If there is one theme that emerges clearly from Saddam Hussein's political career, it's that he's a survivor. In fact, that's one lesson of the Iraq hawks' staple anecdotes about the various cruelties he's inflicted on his own people: The man will do anything to survive politically. And physical survival is a prerequisite for political survival. Anne suggests that Saddam may be the kind of guy who would "risk the destruction of his country, if he thought, for some reason, that he or his regime was in danger." Precisely. He would do anything to survive—and that is the key to successful nuclear deterrence.
At one point Anne does briefly touch on the question of whether Saddam is not just ruthless but actually crazy. She says it is "folly" to believe that "megalomaniacal tyrants ... behave in the way rational people do" and brings up the example of Hitler, who committed suicide. But—even if I grant you that Saddam is in Hitler's psychological league, which I don't—the fact is that Hitler didn't choose death over life. He chose one form of death over another. He no doubt knew that we'd kill him if we caught him, and Nuremberg proved him right.
So far as I can tell, then, neither Anne nor Will has laid a glove on Steve Chapman's formidable critique of the argument that Saddam isn't containable. Having said that, let me stress that I don't think Saddam's containability settles the matter of war. In an age when governments can secretly give weapons of mass destruction to terrorists who can then deliver them without a return address, containment isn't enough. We have to somehow make sure that Iraq isn't making weapons of mass destruction. Looking further ahead, we have to (as Kate Taylor suggests) figure out a way to make sure no one else is making them either—that is, we have to start building an effective international mechanism for policing weapons of mass destruction.

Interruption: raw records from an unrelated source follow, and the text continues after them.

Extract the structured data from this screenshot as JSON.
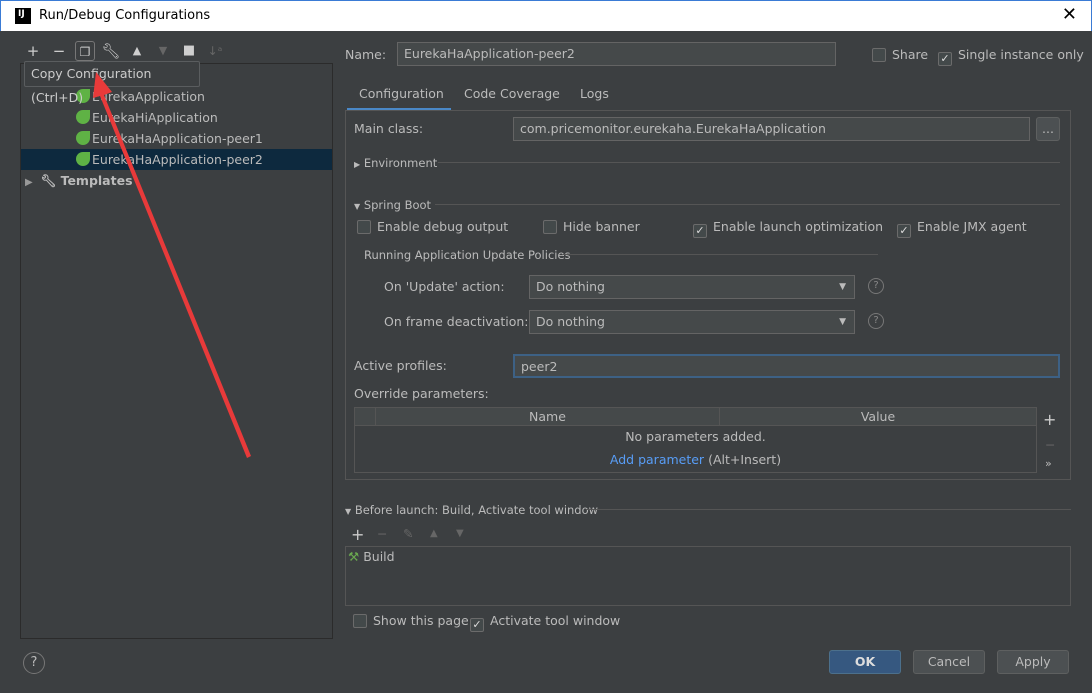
{
  "window": {
    "title": "Run/Debug Configurations",
    "app_icon": "intellij-icon",
    "close": "✕"
  },
  "toolbar": {
    "add": "+",
    "remove": "−",
    "copy_tooltip": "Copy Configuration (Ctrl+D)"
  },
  "tree": {
    "items": [
      {
        "label": "EurekaApplication",
        "icon": "spring-boot-icon"
      },
      {
        "label": "EurekaHiApplication",
        "icon": "spring-boot-icon"
      },
      {
        "label": "EurekaHaApplication-peer1",
        "icon": "spring-boot-icon"
      },
      {
        "label": "EurekaHaApplication-peer2",
        "icon": "spring-boot-icon",
        "selected": true
      }
    ],
    "templates": "Templates"
  },
  "name": {
    "label": "Name:",
    "value": "EurekaHaApplication-peer2"
  },
  "share": {
    "label": "Share",
    "checked": false
  },
  "single_instance": {
    "label": "Single instance only",
    "checked": true
  },
  "tabs": [
    "Configuration",
    "Code Coverage",
    "Logs"
  ],
  "config": {
    "main_class_label": "Main class:",
    "main_class": "com.pricemonitor.eurekaha.EurekaHaApplication",
    "browse": "...",
    "environment": "Environment",
    "spring_boot": "Spring Boot",
    "checks": [
      {
        "label": "Enable debug output",
        "checked": false
      },
      {
        "label": "Hide banner",
        "checked": false
      },
      {
        "label": "Enable launch optimization",
        "checked": true
      },
      {
        "label": "Enable JMX agent",
        "checked": true
      }
    ],
    "policies_title": "Running Application Update Policies",
    "update_label": "On 'Update' action:",
    "update_value": "Do nothing",
    "frame_label": "On frame deactivation:",
    "frame_value": "Do nothing",
    "active_profiles_label": "Active profiles:",
    "active_profiles": "peer2",
    "override_label": "Override parameters:",
    "table_headers": [
      "Name",
      "Value"
    ],
    "empty": "No parameters added.",
    "add_param": "Add parameter",
    "add_param_shortcut": "(Alt+Insert)"
  },
  "before_launch": {
    "title": "Before launch: Build, Activate tool window",
    "items": [
      "Build"
    ]
  },
  "show_page": {
    "label": "Show this page",
    "checked": false
  },
  "activate_tool": {
    "label": "Activate tool window",
    "checked": true
  },
  "buttons": {
    "ok": "OK",
    "cancel": "Cancel",
    "apply": "Apply",
    "help": "?"
  },
  "colors": {
    "accent": "#365880",
    "selection": "#0d293e",
    "annotation_arrow": "#e83a3a"
  }
}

It is this daunting but essential long-range goal that our Iraq policy should be subordinate to. There is no basis for the Bush administration's claim that Iraq per se poses some kind of urgent, eminent threat. I'm not aware of any reputable expert who believes that Saddam Hussein now has a true weapon of mass destruction—i.e., either a nuke or a highly contagious germ for which there is no vaccine. Besides, there's no reason to believe he'd give such things to al-Qaida, whose long-run plan is to eliminate regimes like his. So we can afford to calm down and play this thing coolly, with the long-run goal in mind.
I'd support a war against Iraq that was in the service of this goal—a war that was part of an earnest effort to a) get an intrusive inspection team into Iraq; b) shore up respect for U.N. inspections mandates generally; and c) make some progress toward the evolution of a viable international weapons policing mechanism. But I can't support a war that uses an insincere inspections ultimatum as a pretext for pre-emptive "regime change."
In other words, I'd support a war that was truly being waged on behalf of international law and its further evolution, rather than in violation of international law. So far I see no solid evidence that that's what the Bush administration has in mind. Then again, what the Bush administration has "in mind" can change on a daily basis, as the struggle for its soul continues. So I guess there's still hope.
—Robert Wright writes "The Earthling" column for Slate.